BMJ. 2008; Ernst E. Complementary Medicine, Peninsula Medical School, Universities of Exeter and Plymouth, Exeter, UK.
All randomised clinical trials of Boswellia serrata extract as a treatment for any human medical condition were included and studies of Boswellia serrata preparations combined with other ingredients were excluded. Of 47 potentially relevant studies, seven met all inclusion criteria (five placebo controlled, two with active controls). The included trials related to asthma, rheumatoid arthritis, Crohn’s disease, osteoarthritis, and collagenous colitis. Results of all trials indicated that Boswellia serrata extracts were clinically effective. Three studies were of good methodological quality. No serious safety issues were noted. The evidence for the effectiveness of Boswellia serrata extracts is encouraging but not compelling.
Side effects and safety of Boswellia serrata Extract
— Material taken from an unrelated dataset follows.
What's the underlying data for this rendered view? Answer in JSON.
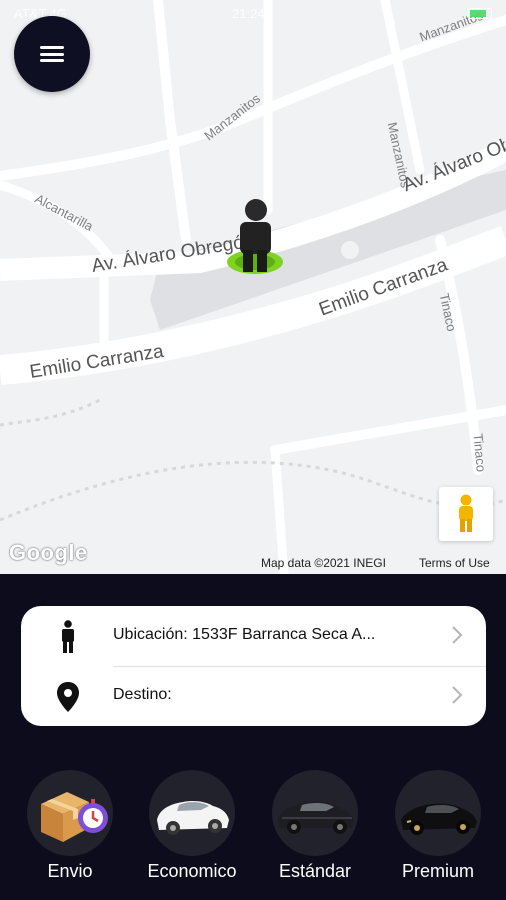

Some rare and typically mild side effects that you might experience while taking boswellia extract include rashes, diarrhea and nausea.
No major boswellia serrata side effects have been mentioned in medical journals.
To treat osteoarthritis or rheumatoid arthritis, you might take boswellia extracts standardized to contain 150mg of boswellic acids three times daily, states the University of Michigan Health System. This would work out to be 300mg to 400mg of boswellia extract that contains 37.5 percent boswellic acids, taken three times daily, according to the University of Pittsburgh Medical Center. Consult your doctor to discuss a proper dosage of boswellia serrata extract before taking the herb.